A few years ago, we were involved in an interesting discussion with a Twitter follower about prolonged periods of silence (no communication) between college coaches and recruits. This topic hits on a very important part of recruit communication. We thought it deserved a full article worth of attention. First, let’s give some context from our Twitter discussion:
KPB Tweet: If you commit, call every other school you are talking to and let them know. It’s the right thing to do & they will appreciate it a lot.
Follower Reply: It’d be nice if coaches let players know of their interest, or non-interest, as well.
That’s a fair point! Silence is confusing. And we want to go more in-depth on the conversation that ensued (without character limits!).
Explaining the Initial KPB Tweet:
Coaches invest a tremendous amount of time, money, and effort into pursuing each recruit. It’s important to let them know personally when you have decided to commit elsewhere. It’s not the news the coach wants to hear. But, being up front and honest with the coach shows a lot about your character and justifies the time they have spent pursuing you. Notifying coaches in a timely fashion also ensures that they don’t hear the news from someone else (the ultimate slap in the face) or spend unnecessary time continuing to recruit you (adding insult to injury). Lastly, things can change quickly in the college baseball recruiting process. You never want to burn a bridge or disrespect a coach. The baseball community is tight-knit and word travels fast. Don’t believe us? Read this story here.
Understanding the Follower Tweet:
Wanting to hold coaches accountable for informing recruits of their schools’ level of interest is a justified position. However, unless a coach is 100% interested or 100% not interested, rarely will they inform a recruit of where they stand voluntarily. Why? Recruiting for a college program is a fluid situation and things change quickly. One day you don’t need a shortstop and have no scholarship money left.

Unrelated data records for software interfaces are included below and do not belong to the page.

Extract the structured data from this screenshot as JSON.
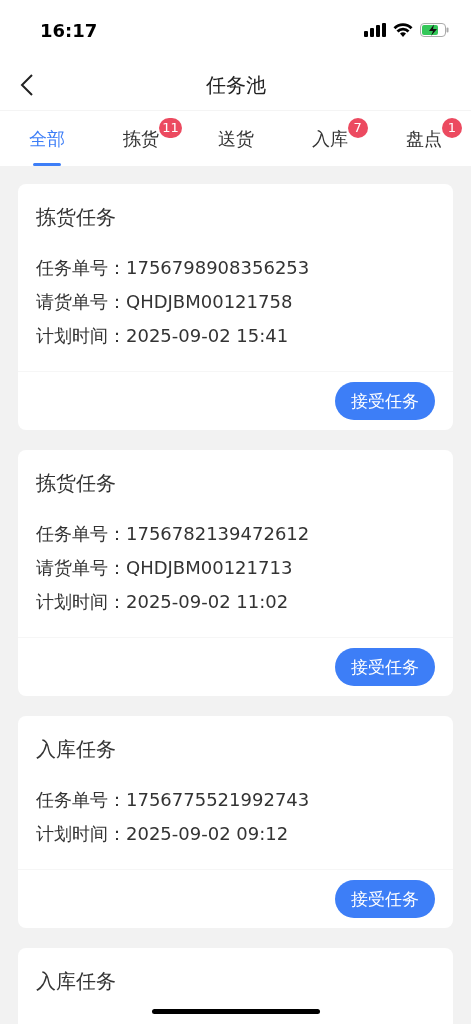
{
  "status_bar": {
    "time": "16:17"
  },
  "nav": {
    "title": "任务池"
  },
  "tabs": [
    {
      "label": "全部",
      "selected": true
    },
    {
      "label": "拣货",
      "selected": false,
      "badge": "11"
    },
    {
      "label": "送货",
      "selected": false
    },
    {
      "label": "入库",
      "selected": false,
      "badge": "7"
    },
    {
      "label": "盘点",
      "selected": false,
      "badge": "1"
    }
  ],
  "tasks": [
    {
      "title": "拣货任务",
      "fields": [
        {
          "label": "任务单号：",
          "value": "1756798908356253"
        },
        {
          "label": "请货单号：",
          "value": "QHDJBM00121758"
        },
        {
          "label": "计划时间：",
          "value": "2025-09-02 15:41"
        }
      ],
      "action": "接受任务"
    },
    {
      "title": "拣货任务",
      "fields": [
        {
          "label": "任务单号：",
          "value": "1756782139472612"
        },
        {
          "label": "请货单号：",
          "value": "QHDJBM00121713"
        },
        {
          "label": "计划时间：",
          "value": "2025-09-02 11:02"
        }
      ],
      "action": "接受任务"
    },
    {
      "title": "入库任务",
      "fields": [
        {
          "label": "任务单号：",
          "value": "1756775521992743"
        },
        {
          "label": "计划时间：",
          "value": "2025-09-02 09:12"
        }
      ],
      "action": "接受任务"
    },
    {
      "title": "入库任务"
    }
  ]
}
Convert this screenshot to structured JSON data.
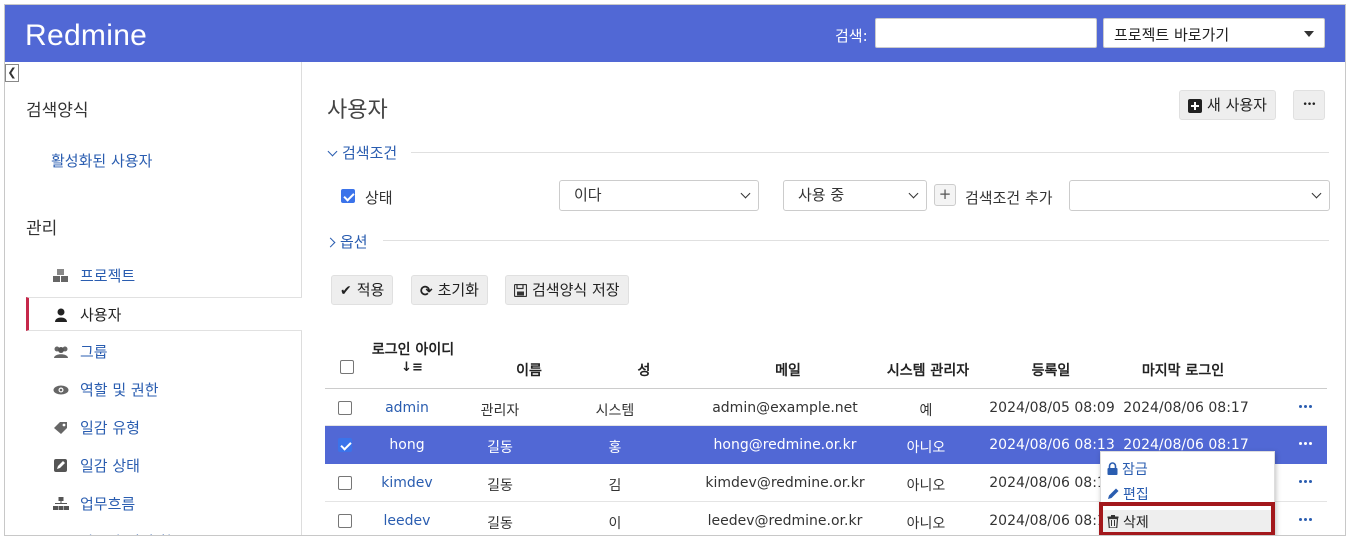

The next someone transfers and your shortstop gets hurt.
If they don’t have to, the coach will never give information that may negatively impact their chances of signing a player. They never want to shut any door if there is the slightest chance that interest may change. Silence from a coach who has previously given you attention can certainly mean a lack of interest. Most coaches who are very interested would not let this happen. But, it’s also a way coaches can buy time and continue to evaluate and watch a player develop.
So, what does it mean when all of a sudden you don’t hear from Coach X for a long period of time? We don’t know! It’s different for every situation. What we do know is, if you want to find out where you stand with a school, you need to take ownership over your recruiting process and ask.
Learning to ask important and sometimes difficult questions is absolutely critical if you want to find a college program that is a great fit. The best decision is an informed decision. So, ask questions that give you the information you need. A coach may be buying time to see how you would perform next season. Asking them ‘where do I stand in your recruiting plans?’ gives you the power to control your recruiting timeline. If your question is direct, it will force the coach to evaluate where you stand and give you an honest answer. While your question may not lead to the answer you were hoping for, it will allow you to make rational decisions based on facts.
Get comfortable asking questions that force honest and informative answers. The way coaches handle these questions and the answers they give will have you well on your way to finding a college baseball fit. This is just as much about seeking the “no” in the recruiting process as it is finding the “yes”. It might sting when a school doesn’t show interest in you, but this isn’t an indictment of your ability or character. There are lots of reasons why things don’t work out in the recruiting process. Be courteous and respectful, but don’t be shy about getting the answers you need to make your decision, even if that answer is no.
For more resources on what questions to ask throughout the recruiting process, read: 7 Difficult but Important Questions to Ask Interested Coaches, Questions To Ask Interested Coaches and Recruiters, and Asking Questions That Matter to You Part 1 and Part 2.